Cleaner air can go a long way in saving lives, according to a new report out Friday. It found that policies and laws aimed at curbing emissions are often linked to reductions in hospitalisations, premature births, and deaths in just a few weeks after their enactment. Read More >>

science
New Study Links Birth Control Pill to Brain Differences, but Don’t Panic

Scientists this week say they’ve found preliminary evidence that women who use birth control pills have differences in their brain structure compared to women who don’t. But it’s still too way early to know whether these differences are genuine or could have a meaningful impact on someone’s health. Read More >>

cancer
Hair Dyes and Straighteners Might Be a Breast Cancer Risk, Especially for Black Women, Study Finds

If you’re a woman, regularly colouring or straightening your hair might come with a hidden risk, according to new government-led research. The study found a link between using permanent hair dye and straightening products and an increased risk of breast cancer in women, especially for black women. Read More >>

science
Most People Experiencing Homelessness Have Had a Traumatic Brain Injury, Study Finds

A majority of people experiencing homelessness across the world have a history of concussions and other traumatic brain injuries, according to new research out this week. And often, these injuries could have contributed to or been caused by their homelessness, the authors say. Read More >>

science
You’d Be Surprised How Often Doctors Prescribe Placebos

Doctors in Australia commonly give their patients a placebo treatment intended mainly to ease their minds, according to a new study out Monday. But it’s not just an Australian practice – other research has found the same is true of doctors across the world. Read More >>

science
The Heart Wants What the Heart Wants, and It Wants You to Brush Your Teeth

Part of avoiding heart disease might involve brushing your teeth, suggests a study published this week. Researchers in Korea have found a clear link between good oral health and a lower chance of heart irregularities and serious heart failure. Read More >>

health
CBD Isn’t Just a Harmless Health Fad, U.S. FDA Warns

The U.S. Food and Drug Administration still isn’t cutting cannabidiol, or CBD, much slack. This week, the agency updated their stance on the cannabis-derived ingredient, warning the public that most products made with CBD on the market are untested, unregulated, and have the “potential to harm” users.

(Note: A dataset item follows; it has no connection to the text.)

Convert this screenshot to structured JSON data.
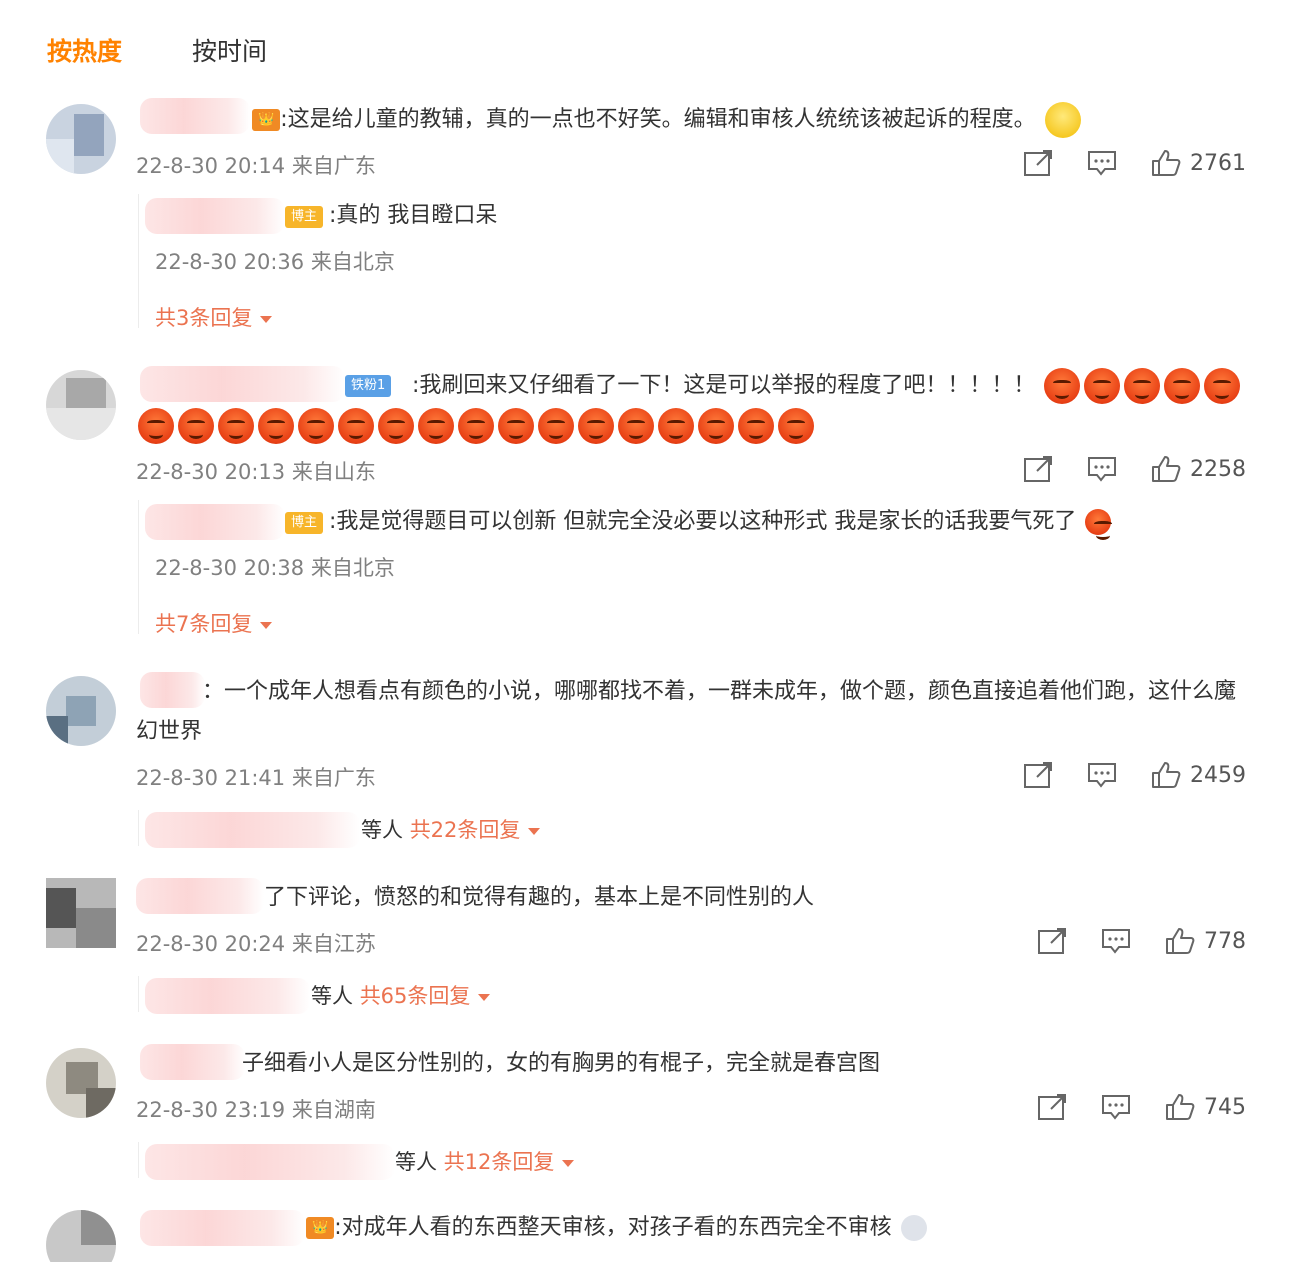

It also issued more than a dozen warning letters to companies they claim are illegally selling CBD products. Read More >>

science
A Man’s Love of Hot Pot Gave Him Brain Tapeworms

A man’s love of delicious hot pot led him down a far more perilous path than he expected. His doctors in China say that the undercooked meal exposed him to a tapeworm infestation that riddled his brain with larval cysts and caused him to have seizures. Thankfully, though, he’s now on the mend. Read More >>